We’d lose our ability to understand other people’s thoughts and feelings.
We’d be unable to engage with other human beings.
The world would become a cold-hearted place.
Psychologist Sherry Turkle argues that modern communication—like rapid-fire tweets, updates, and instant messages—has undermined our ability to have valuable conversations. In turn, this might diminish our ability to empathize.
But what is empathy?
Empathy is not a shortcut to marketing success
Slick marketers use “empathy” as a technique for gaining more business. Sneak into the mind of your readers. Understand their fears. Make them feel even more insecure and get them to buy your product.
That’s not real empathy. That’s exploiting people’s insecurities to make more money.
Real empathy starts with a desire to help. Instead of making people more insecure, suggest: If this is your problem and you feel like this, then this product may be able to help.
Empathy is the art of stepping imaginatively into the shoes of another person, understanding their feelings and perspectives, and using that understanding to guide your actions ~ Roman Krznaric
The purpose of connecting with your audience is not just to craft better messages. The purpose is to compose content that’s meaningful, and to create products and services that truly help.
An empathy-based business puts its audience on center stage:
- Don’t see your blog as a sales tool, but as an opportunity to connect; be generous
- Don’t write to impress but to help; building your authority is a by-product of being helpful and inspirational
- Don’t put short-term business goals (“we must get more subscribers”) above creating engaging experiences—why annoy web visitors with popups to satisfy your short-term business goals?
- Respect your audience and give buyers the power to decide whether the product is right for him or not; don’t use pushy sales techniques
Respect for your audience also means respect for yourself. Be proud of your services and charge a price that feels fair to you, too.
How to nurture your empathetic skills
In his book, Empathy: Why It Matters, and How to Get It, Roman Krznaric describes how for centuries our culture has framed humans as primarily egocentric beings.
We act in our self-interest (Adam Smith). We compete for survival (Darwin). We are driven by our libido and aggression (Freud).
To nurture your empathy skills, start with letting go of the idea that all humans are inherently selfish, and acknowledge that empathy is part of human nature, too. Empathy helps us build connections and friendships.
Next, start viewing your readers as unique individuals. Seeing people as individuals boosts our empathetic powers. It becomes easier to take their perspective. We can see why they’re stumbling and how we can help.
The web feels anonymous, but your readers are real.
So, don’t write emails to your email list. Don’t talk about your subscribers. Get away from worshipping visitor numbers and clicks.
Each person reading your content is one individual person. Engage. Connect. Ask questions.

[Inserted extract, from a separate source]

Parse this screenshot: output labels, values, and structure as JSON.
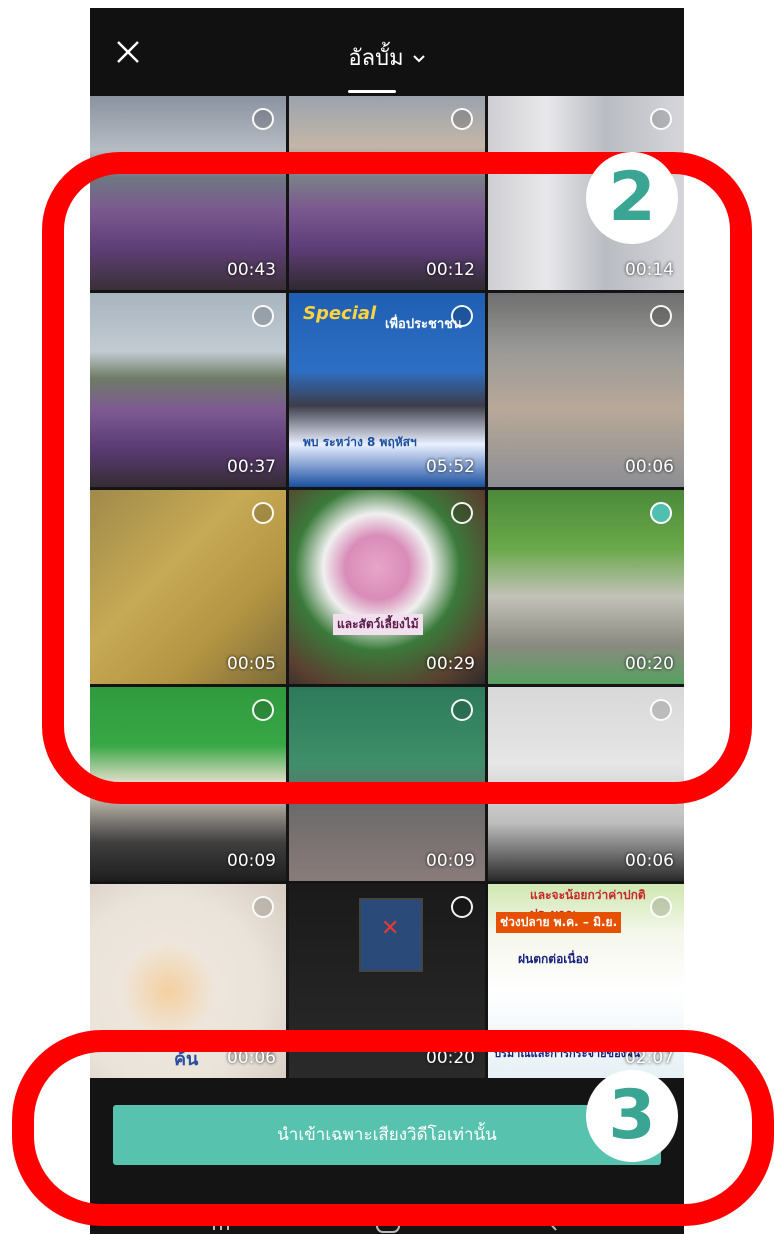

Nurture your curiosity
I’ve always been interested in reading about different cultures and finding out how other people live.
In my early twenties, I was lucky to join a summer course in Taiwan.
That course rudely opened my eyes to different perspectives.
At that time, I was a naive romantic. I thought living in harmony with nature was like paradise. This was a time before the internet, email, and cell phones, but I was already feeling overwhelmed by modern urban life.
As part of the course, I went on an anthropological field trip to Orchid Island, just off Taiwan. The island is inhabited by the Tao, indigenous people who migrated to this volcanic island from an archipelago close to the Philippines about 800 years ago.
I discovered that my romantic idea of being one with nature was completely wrong.
There was boredom. Alcohol abuse. Many young people left the island to find a better lifestyle.
My perspective on the world was shattered; and it took me a long time to recover.
We don’t have to travel to nurture empathy and challenge our worldview. Research has suggested that good conversations, reading novels, and watching movies all can increase empathy.
Empathy is not a shortcut for getting rich quick
Empathy is about creating meaningful connections. About learning to understand another person’s perspective. About an intrinsic desire to be compassionate, to do good.
And, as small business owners and solo-flyers, you and I have a big advantage. We don’t have to maximize shareholder value. We can focus on what counts for us. Doing meaningful work. Making tiny ripples.
Empathy makes your work more rewarding.
Because empathy is at the core of human relationships.
And human relationships make life worth living.